The European Union will not match the UK government’s decision to guarantee the rights of EU nationals in the event of a ‘no deal’ Brexit, and a Commission spokesperson insisted on Thursday (28 February) that the bloc would not negotiate ‘mini deals’.
On Wednesday, UK MPs voted to guarantee the rights of EU nationals after 29 March, when the UK is due to leave the EU, unanimously supporting an amendment by former ministerial aide Alberto Costa.
Brexit Secretary Stephen Barclay told MPs that the government would ask the EU to keep the citizens’ rights part of the withdrawal agreement if the whole of the agreement falls in the event of no deal.
However, Prime Minister Theresa May warned MPs on Tuesday that the EU did not have the “legal authority” to separate the issue of citizens’ rights from the overall Brexit deal.
Speaking on Thursday, Commission spokesperson Mina Andreeva told reporters that while the EU executive welcomed the move by the UK, it would not carve out citizens’ rights from the overall Withdrawal Agreement with the UK.
“The Commission has consistently made clear that the rights of EU citizens in the United Kingdom and UK nationals in the EU are our top priority.
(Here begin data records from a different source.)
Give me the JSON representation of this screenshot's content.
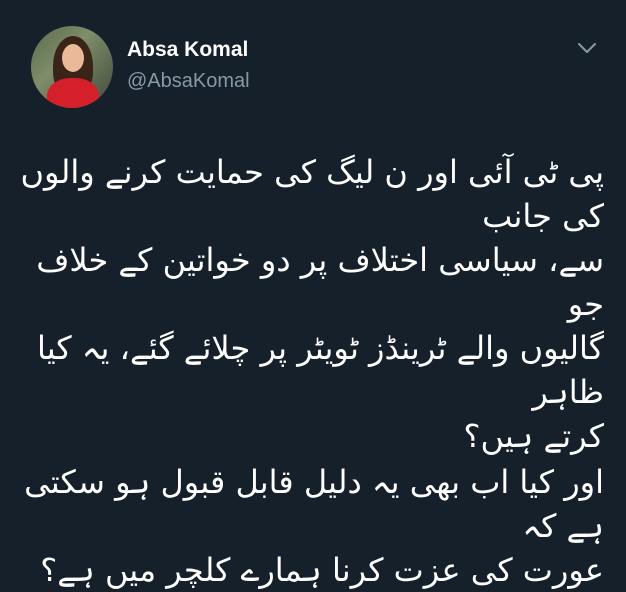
{
  "author": {
    "display_name": "Absa Komal",
    "handle": "@AbsaKomal",
    "avatar_icon": "profile-photo"
  },
  "menu": {
    "icon": "chevron-down-icon",
    "icon_color": "#8899a6"
  },
  "tweet": {
    "paragraph_1": "پی ٹی آئی اور ن لیگ کی حمایت کرنے والوں کی جانب\nسے، سیاسی اختلاف پر دو خواتین کے خلاف جو\nگالیوں والے ٹرینڈز ٹویٹر پر چلائے گئے، یہ کیا ظاہر\nکرتے ہیں؟",
    "paragraph_2": "اور کیا اب بھی یہ دلیل قابل قبول ہو سکتی ہے کہ\nعورت کی عزت کرنا ہمارے کلچر میں ہے؟"
  },
  "theme": {
    "background": "#15202b",
    "text_primary": "#ffffff",
    "text_secondary": "#8899a6",
    "avatar_accent": "#d51f2a"
  }
}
They should not pay the price for Brexit and the Commission has called on member states to take a generous approach to the UK nationals that are already resident in their territory,” said Andreeva.
“The best way to protect the rights of these 4.5 million people concerned is through the Withdrawal Agreement,” Andreeva said, adding that “we will not negotiate ‘mini deals’ because this would imply that the negotiations have failed”.
Despite Andreeva’s remarks, the Commission has made its own plans to safeguard citizens’ rights in the event of ‘no deal’.
In January, the Commission released contingency plans to guarantee that students currently participating in the Erasmus programme on both sides of the channel will be able to complete their studies, alongside safeguards for social security rights for EU citizens living in the UK and the completion of the 2019 budgetary plan.
The UK has until mid-April to confirm that it will pay its contribution to the 2019 EU budget.
[Edited by Zoran Radosavljevic]